RecWoWe has achieved a large number of outputs, including the European Data Center for Work and Welfare2, a meta-data shell which forms a harmonised portal linking most existing research in the area (at European and national levels). Other outputs include a substantial number of publications, including a Working Papers series, a newly created book series on 'Work and Welfare' (with Palgrave Macmillan) and journal publications (an impressive total of 25 collective volumes).

Among the network’s key findings are:

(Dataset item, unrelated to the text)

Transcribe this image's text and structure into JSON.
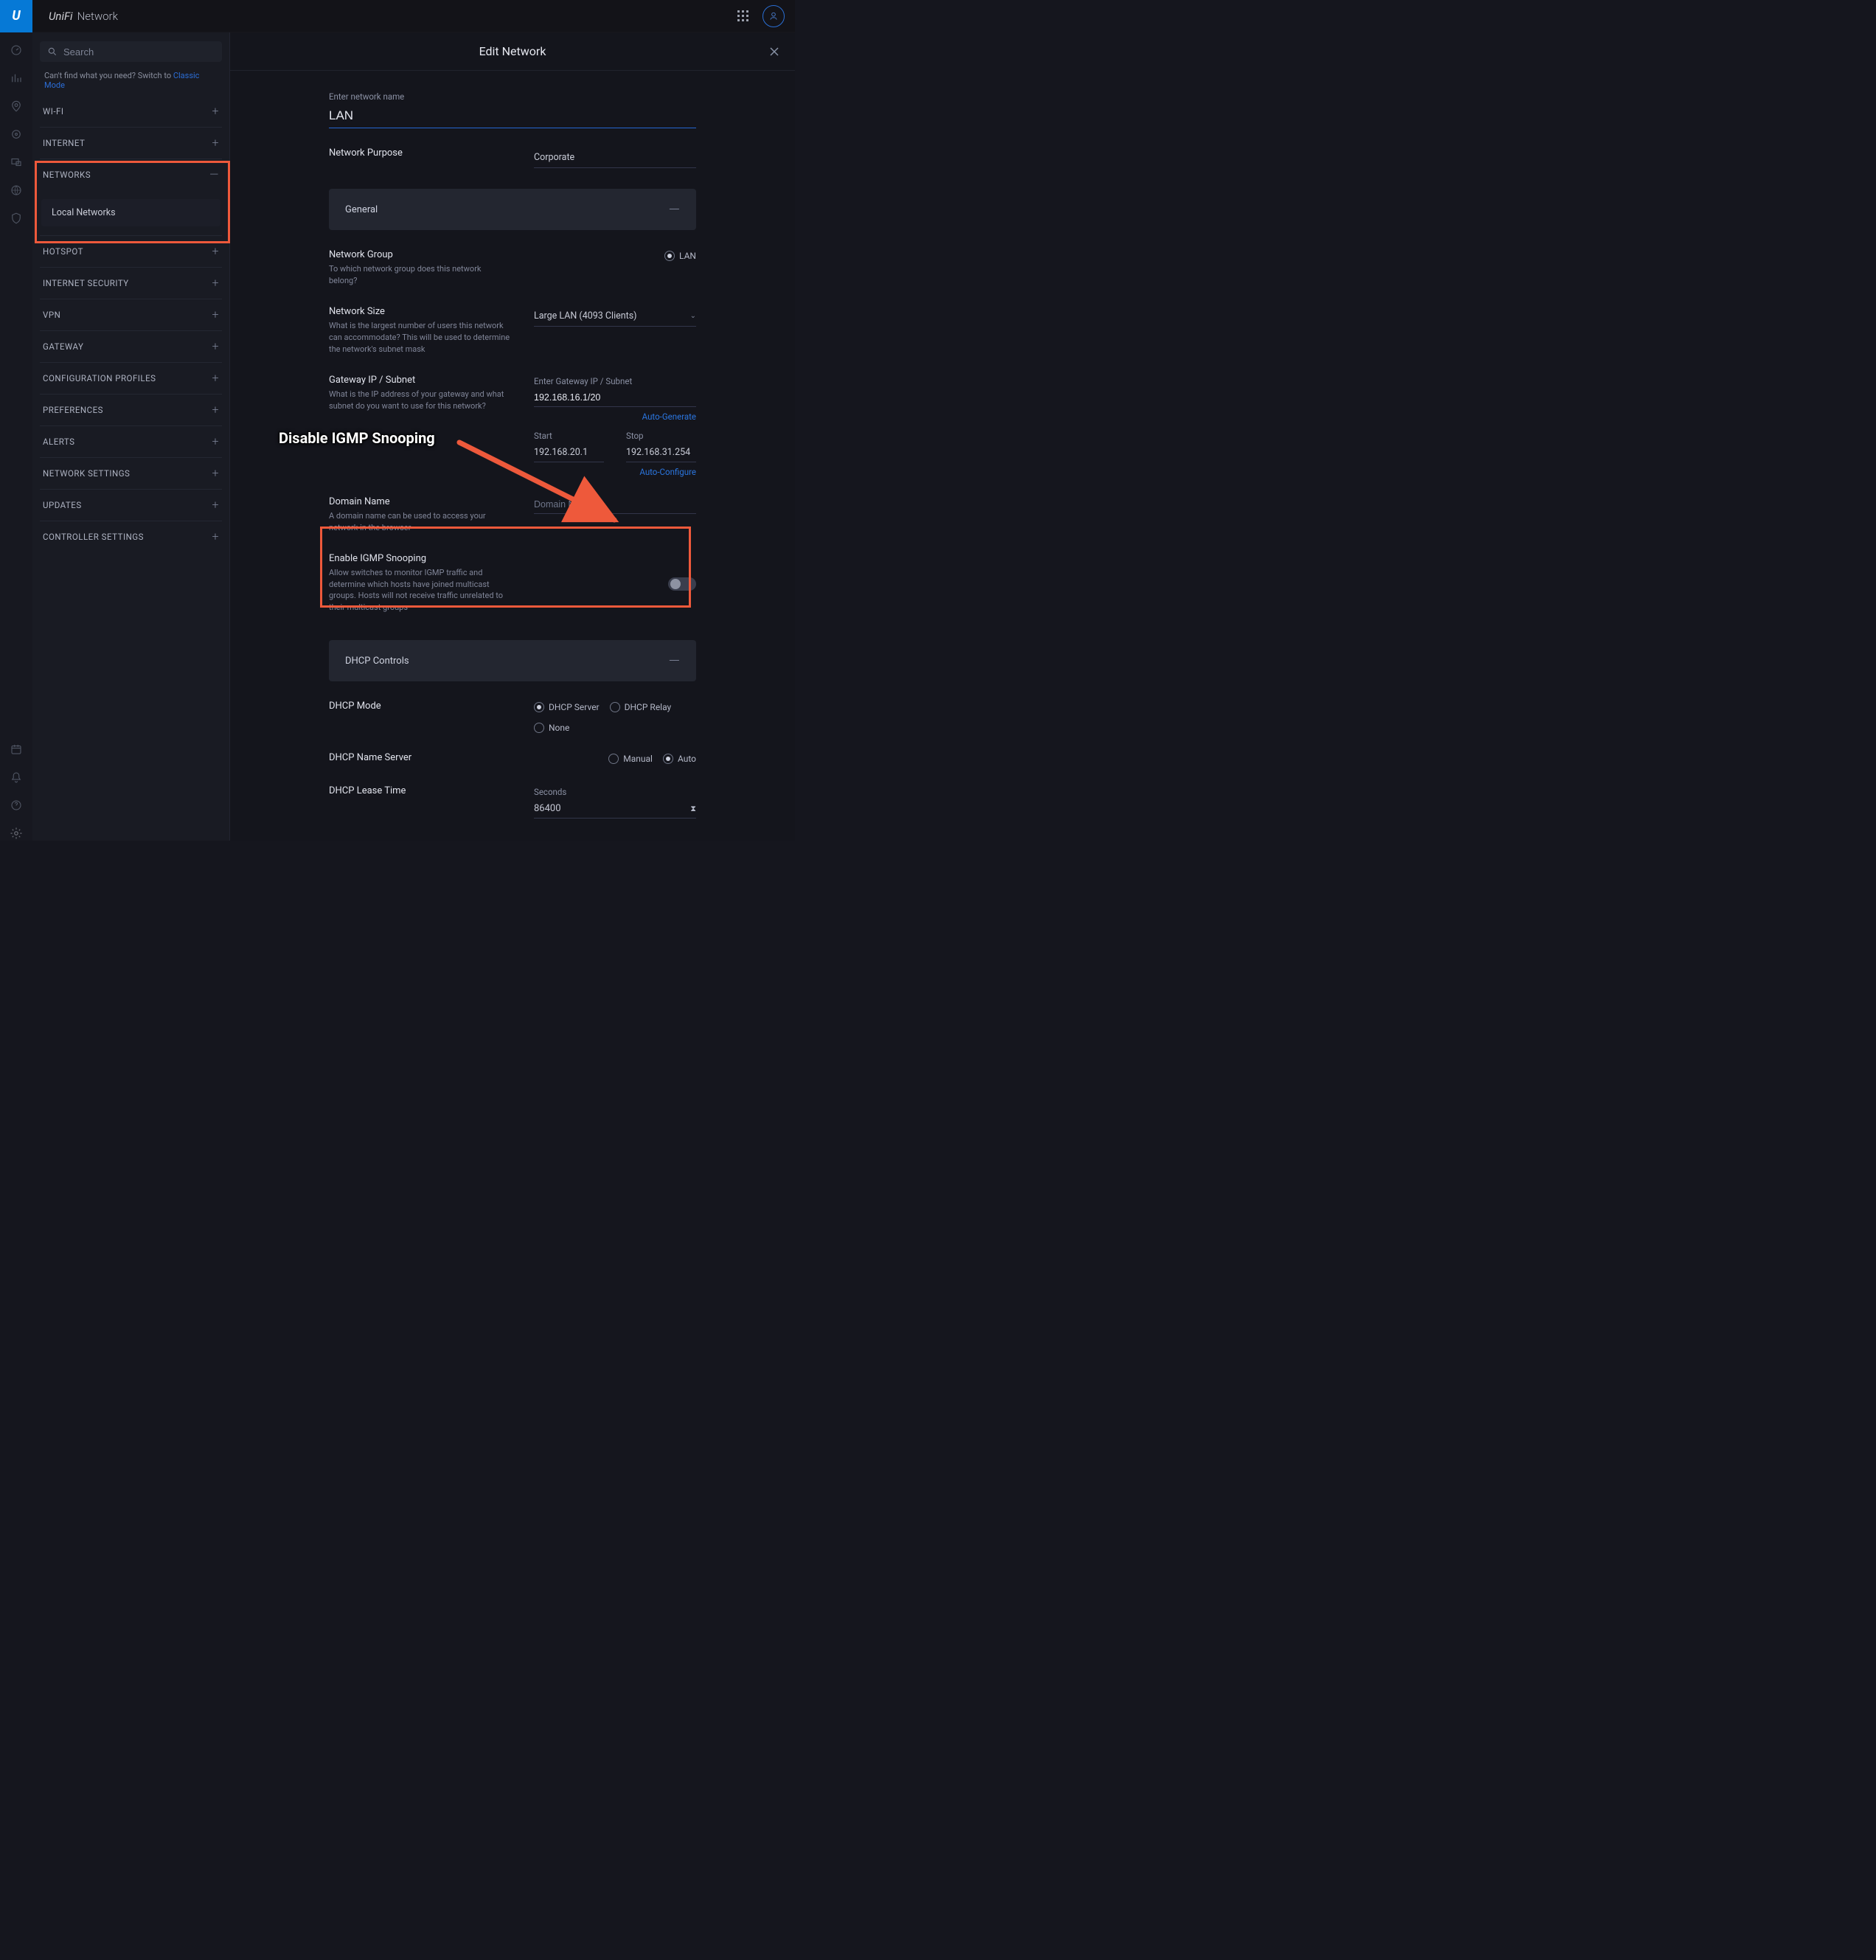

  • In-work poverty - Levels of poverty, inequality and social exclusion in EU Member States have remained stubbornly high over the last decade. Even during periods of employment growth, there was little sign of a reduction in in-work poverty, with migrants and women most at risk.
  • Job quality and tensions between work and private life - Policies designed to ease the work-family conflict are mainly aimed at families with children but tend to forget the need to care for other dependents. Opportunities to engage in part-time employment are highly influenced by the views and prejudices of organisations, the productive sectors and nations as a whole.
  • Gender equality - There has been only a slow increase in the number of women in top management roles during the last decades, with faster progress in some countries (primarily in Scandinavia).
  • Life courses - The financial basis for different life course activities, such as education, child-rearing and retirement, is confined to a ‘shrinking middle’ phase of employment.
  • Performance of social investment policies – Analysis of social investment policies, such as those found in Nordic countries, suggests that they can successfully combine social and economic goals. These countries display higher education levels, which translate into higher levels of social capital and social cohesion; greater learning and innovation capacity at work; more flexibility in the labour market; and good economic growth, including the creation of more and better jobs.

Policy recommendations:

  • Include as many people as possible in the labour market and introduce measures to ensure high quality education, social and health care.
  • Implement structural policies and incentives for companies to increase the demand for labour.
  • Encourage more comprehensive pension provision for workers with atypical careers, such as those taking career breaks.
  • Incorporate working time standards and other rights formulated by the International Labour Office (ILO) into EU guidance in order to improve the quality of jobs.
  • Introduce measures to address tensions in the work/family interface, such as flexible work schemes, and provide more support for high quality care of children and the elderly.
  • Introduce gender quotas if self-regulation fails to close the gender gap in top management positions.
  • Improve job quality to reduce in-work poverty.
  • Embed social investment objectives, such as reducing school drop-out rates, increasing the number of graduates and reducing the number of people living in poverty, into budgetary and macroeconomic policy.
  • Implement an EU ‘Social Investment Pact’ that could guide budgetary austerity policies towards long-term ends.


1 See: Morel, Palier and Palme,Towards a Social Investment Welfare State?, Policy Press, 2012.

2 See:

RecWoWe – Reconciling Work and Welfare in Europe (duration: 1/10/2006 – 30/9/2011) was a Network of Excellence funded under the 6th Framework Programme for Research of the European Union, Thematic Priority 7 – Citizens and governance in a knowledge-based society.


Contact: Denis Bouget,; Bruno Palier,